If we consult the transcripts of the hearing on jurisdiction and admissibility held in July 2015, we realize that the Tribunal asked the Philippines questions on these points both before and during the hearings; moreover, it gave the Philippines the opportunity to reply to them in writing after the hearing. For example, as regards Submission 1, Judge Rúdiger Wolfrum, one of the five members of the Tribunal, asked the Philippines whether it would be first necessary to establish China’s entitlements under the 1982 Convention before it could be possible to determine that China’s claims exceeded those permitted by the Convention. Before the hearings, the Tribunal asked the Philippines with regard to submissions 5, 8 and 9, whether they presupposed a prior determination of sovereignty over any feature in dispute between the Philippines and China, which might have an entitlement to an EEZ that overlapped with the Philippine EEZ. In relation to Question 8, the Tribunal asked the Philippines about the implications, if any, of a continental shelf claim by China for the Tribunal’s jurisdiction. If China could claim a continental shelf that overlapped with that of the Philippines, then the two continental shelves would have to be delimited – but maritime delimitation is excluded by China’s 2006 Declaration.
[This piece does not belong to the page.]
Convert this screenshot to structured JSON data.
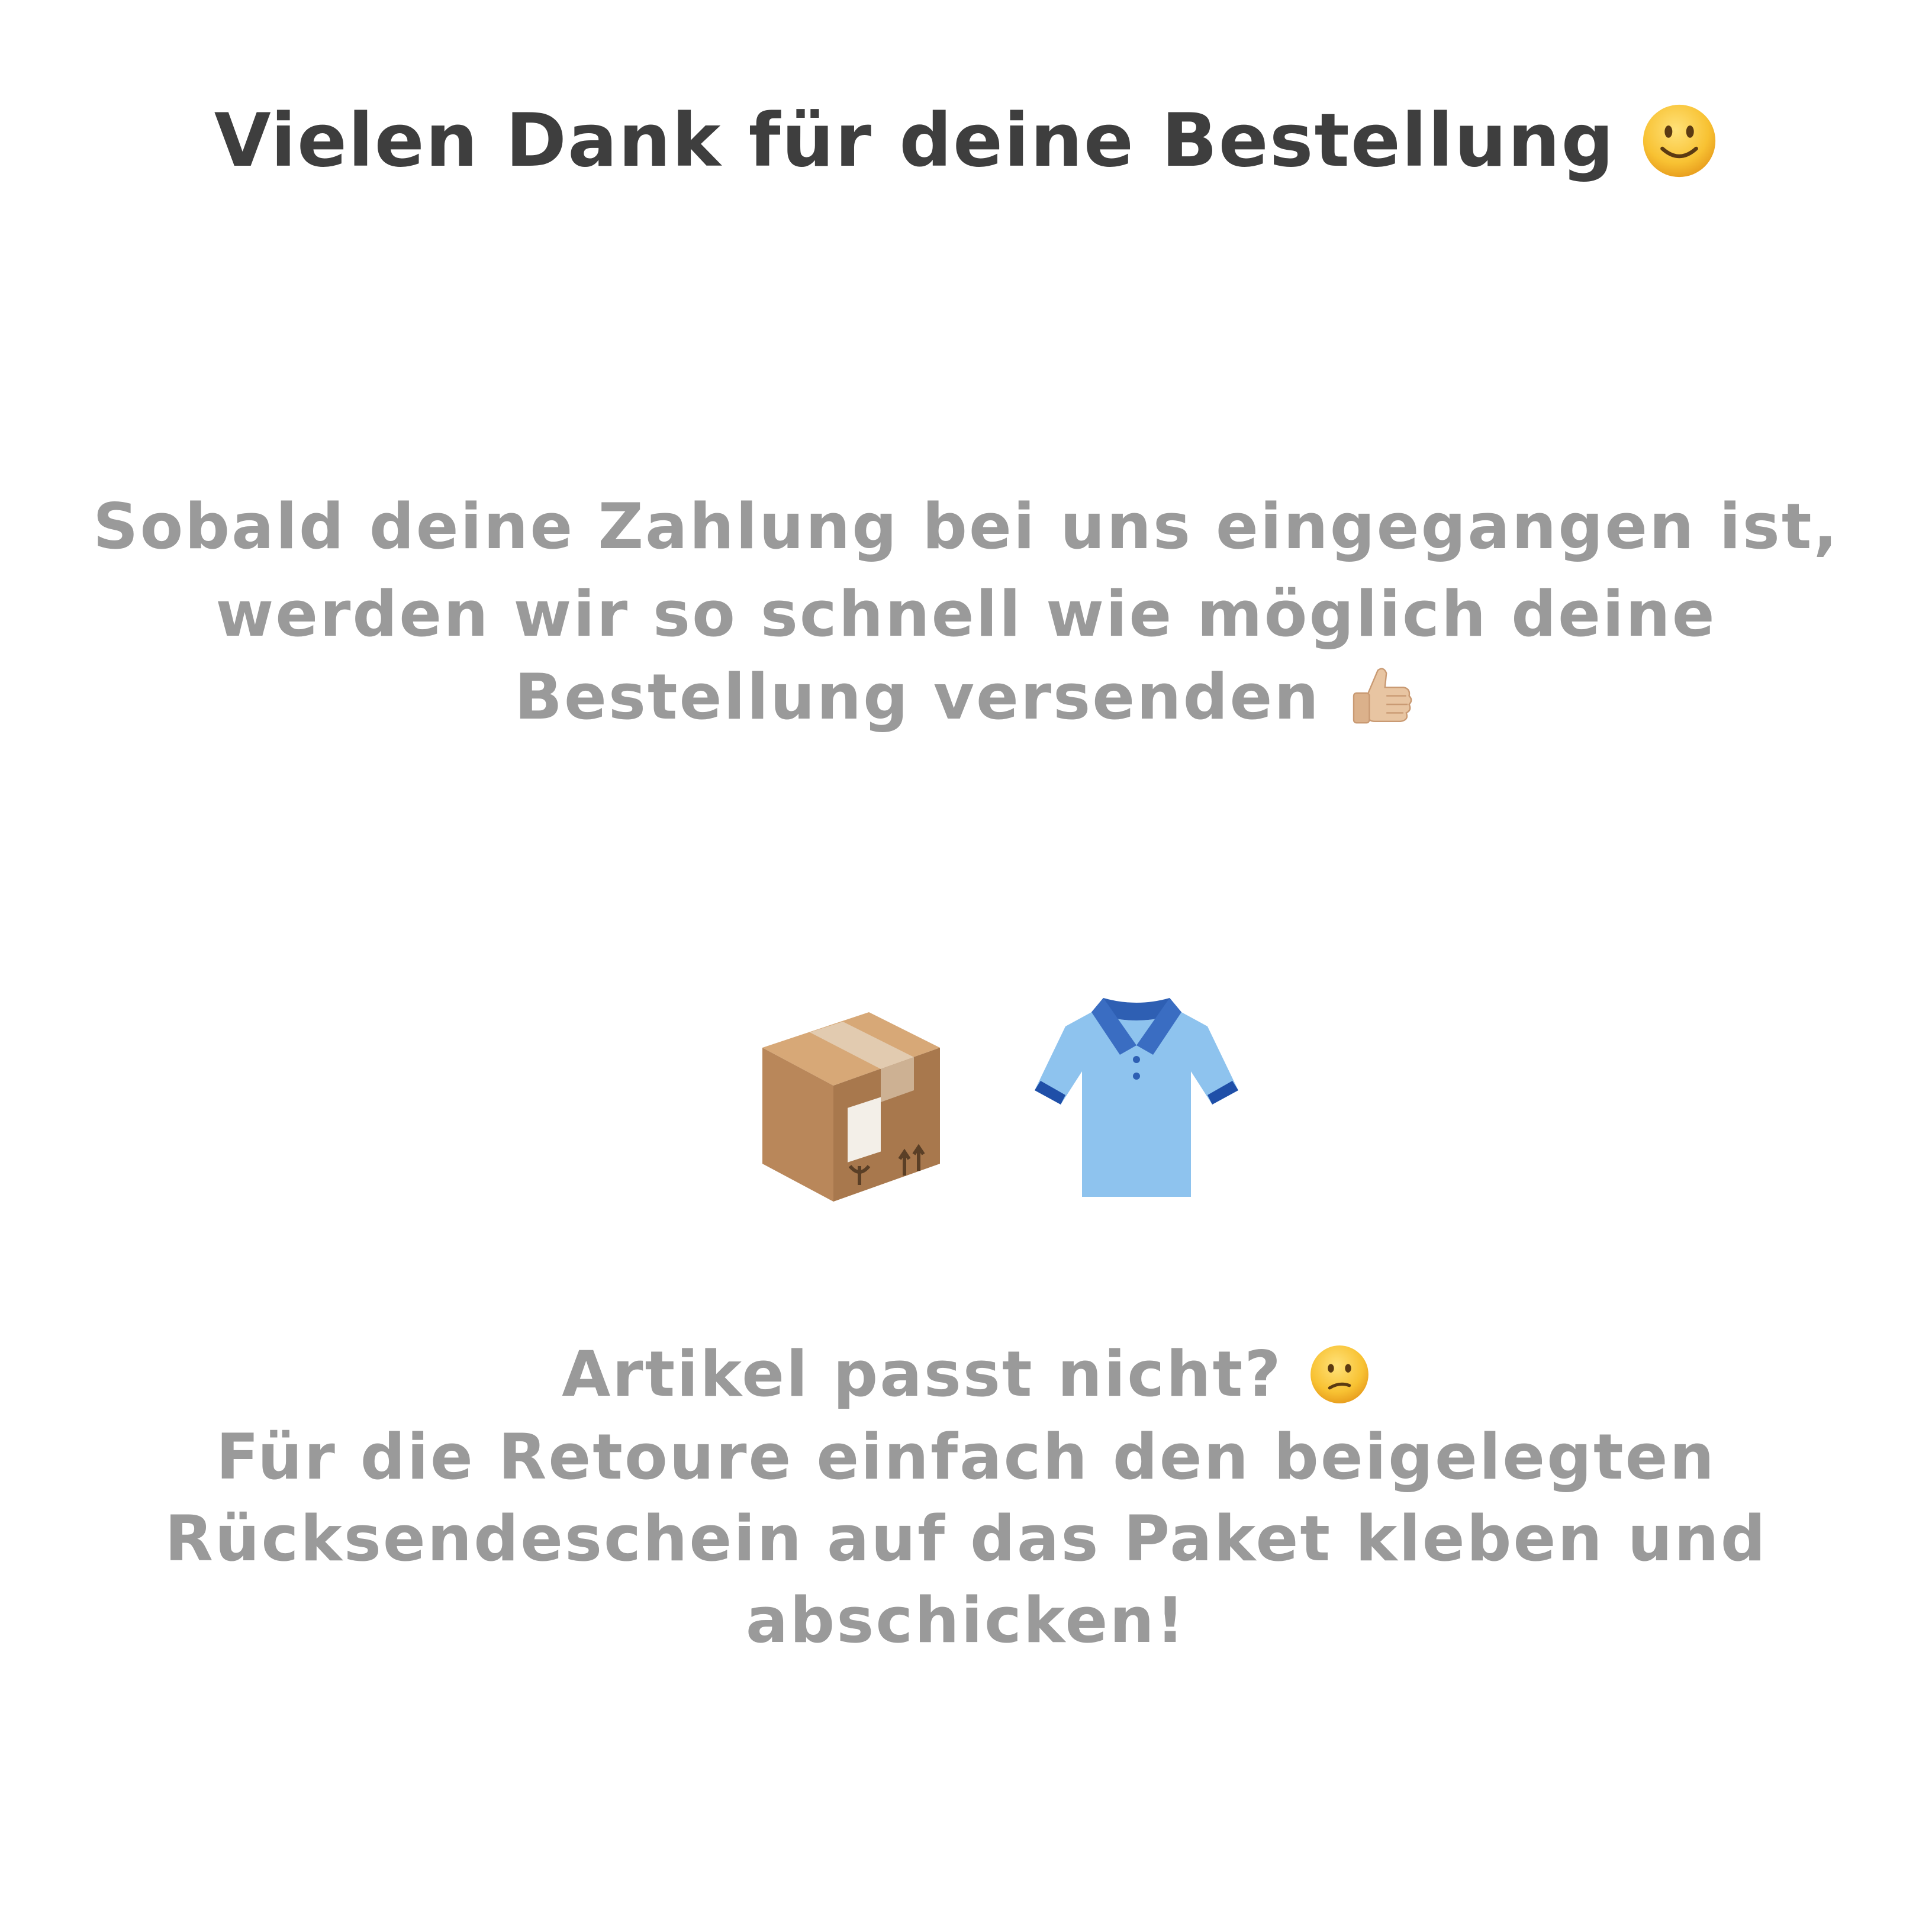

The Tribunal also asked the Philippines, in relation to Submission 12, whether China’s activities in Mischief Reef could be covered by China’s Declaration, which also excluded military activities. Finally, as regards Submission 14, the Tribunal asked whether a military activity would cease to be a military activity if it concurrently served other purposes.
The fact that the Tribunal decided to postpone consideration of its jurisdiction on these submissions to the merits phase suggests that the Philippines, which did not want any issue to be deferred, was not able to provide entirely satisfactory answers to these questions. In the merits phase, therefore, the Philippines will again have to attempt to convince the Tribunal that it has jurisdiction over these submissions. Most, if not all, of the Philippine arguments on the merits have probably been ready for some time now, since the Philippines prepared its Memorial (the first written pleadings) on the assumption that there would be only one phase (jurisdiction and merits). The question that now arises is whether part of these arguments will have to be amplified or revised in light of the Philippines’ inability to convince the Tribunal that it had jurisdiction on these issues. We can only hope that the Philippine arguments on the merits will, in this phase, finally convince the Tribunal that it has jurisdiction over submissions 1, 2, 5, 8, 9, 12 and 14. Otherwise the challenge to China’s nine-dash line and to certain Chinese activities in the South China Sea will have failed.